Telemonitoring for the prevention of undernutrition in community-dwelling elderly

PhysioDom HDIM is a European project aiming to improve nutritional status of community-dwelling elderly through telemonitoring of nutritional outcomes such as dietary quality, weight and nutritional status. The instrument aims to support health care professionals to detect and address nutritional problems at an early stage, thereby optimizing health and quality of life of elderly people.

In the Netherlands, it is estimated that 11 to 35% of the community dwelling elderly are undernourished, which negatively impacts health and quality of life. Ideally, health care professionals pay sufficient attention to early detection and treatment of nutritional problems. However, in the context of an ageing population health care resources are sparse. E-health -defined as the use of ICT for health- may assist health care professionals in detecting poor nutritional status by means of telemonitoring. Policy makers regard E-health as a promising aid to improve health care quality while keeping health care affordable.

PhysioDom Home Dietary Intake Monitoring (HDIM) aims to evaluate the effectiveness of a telemonitoring system –which focusses on regular measurements of dietary intake, nutritional status and physical activity, accomplished by the elderly themselves– in stabilizing or improving nutritional status and quality of life in elderly home care clients.

The telemonitoring system enables seniors to measure dietary intake, nutritional status, weight and physical activity themselves. Results will be displayed on the elderly’s TV, where he or she also receives advice on how to improve diet and physical activity. Telemonitoring results will be sent to the nurse as well, who is automatically alerted in case of unfavourable results such as weight loss. As such, the nurse is able to provide proper and timely follow-up, which could include dietary advice or referral to a dietician.

In the first phase of the project, this telemonitoring system will be pilot-tested in a small group of elderly home care clients. Secondly, a large scale effectiveness study of nine months will be carried out, evaluating effects on nutritional status and quality of life and including a cost-effectiveness analysis.

We aim to bring insight into the feasibility and effectiveness of telemonitoring of nutritional outcomes in the elderly. Our ambition is to contribute to knowledge of useful E-health applications for the elderly and in this way contribute to the quality of elderly home care.

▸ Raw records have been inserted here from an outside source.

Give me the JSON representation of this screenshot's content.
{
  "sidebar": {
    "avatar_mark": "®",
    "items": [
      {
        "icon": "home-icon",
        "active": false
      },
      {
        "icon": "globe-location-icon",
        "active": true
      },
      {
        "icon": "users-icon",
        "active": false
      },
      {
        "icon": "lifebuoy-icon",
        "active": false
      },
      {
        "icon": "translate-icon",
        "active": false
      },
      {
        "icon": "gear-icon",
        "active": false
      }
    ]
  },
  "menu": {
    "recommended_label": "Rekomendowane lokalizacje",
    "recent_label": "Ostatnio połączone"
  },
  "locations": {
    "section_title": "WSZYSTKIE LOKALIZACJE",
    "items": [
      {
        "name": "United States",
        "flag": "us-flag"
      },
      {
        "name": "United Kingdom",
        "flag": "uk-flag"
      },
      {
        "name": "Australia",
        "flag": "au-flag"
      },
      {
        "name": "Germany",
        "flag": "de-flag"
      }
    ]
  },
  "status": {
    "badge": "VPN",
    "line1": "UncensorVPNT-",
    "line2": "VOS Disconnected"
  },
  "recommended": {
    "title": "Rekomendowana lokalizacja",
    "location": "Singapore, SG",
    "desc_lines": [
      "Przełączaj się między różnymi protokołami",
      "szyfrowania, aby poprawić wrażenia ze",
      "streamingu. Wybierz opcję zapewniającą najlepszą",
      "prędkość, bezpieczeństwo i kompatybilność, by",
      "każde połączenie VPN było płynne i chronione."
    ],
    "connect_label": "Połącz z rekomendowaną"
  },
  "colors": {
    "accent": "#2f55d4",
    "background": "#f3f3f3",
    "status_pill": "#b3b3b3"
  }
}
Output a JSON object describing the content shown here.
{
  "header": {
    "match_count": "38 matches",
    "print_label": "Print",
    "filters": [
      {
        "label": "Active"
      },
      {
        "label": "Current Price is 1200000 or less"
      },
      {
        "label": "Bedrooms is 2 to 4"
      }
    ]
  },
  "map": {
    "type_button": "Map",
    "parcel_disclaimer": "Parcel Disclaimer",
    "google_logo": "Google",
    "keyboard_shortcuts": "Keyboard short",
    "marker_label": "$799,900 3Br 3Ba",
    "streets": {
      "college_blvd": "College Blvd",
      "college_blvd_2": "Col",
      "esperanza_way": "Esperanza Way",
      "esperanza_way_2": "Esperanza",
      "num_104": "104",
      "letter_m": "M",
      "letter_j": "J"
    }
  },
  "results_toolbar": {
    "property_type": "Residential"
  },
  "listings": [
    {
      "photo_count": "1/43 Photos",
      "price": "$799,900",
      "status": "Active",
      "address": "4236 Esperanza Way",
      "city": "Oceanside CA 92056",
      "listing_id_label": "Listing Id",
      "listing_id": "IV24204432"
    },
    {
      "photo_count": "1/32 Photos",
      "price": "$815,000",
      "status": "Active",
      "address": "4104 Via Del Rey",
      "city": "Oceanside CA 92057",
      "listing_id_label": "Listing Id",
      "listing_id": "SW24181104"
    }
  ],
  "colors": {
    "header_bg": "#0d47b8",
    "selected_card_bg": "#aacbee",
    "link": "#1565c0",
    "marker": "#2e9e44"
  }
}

More research: Nutrition and ageing

More research: Prevention of diet-related non-communicable diseases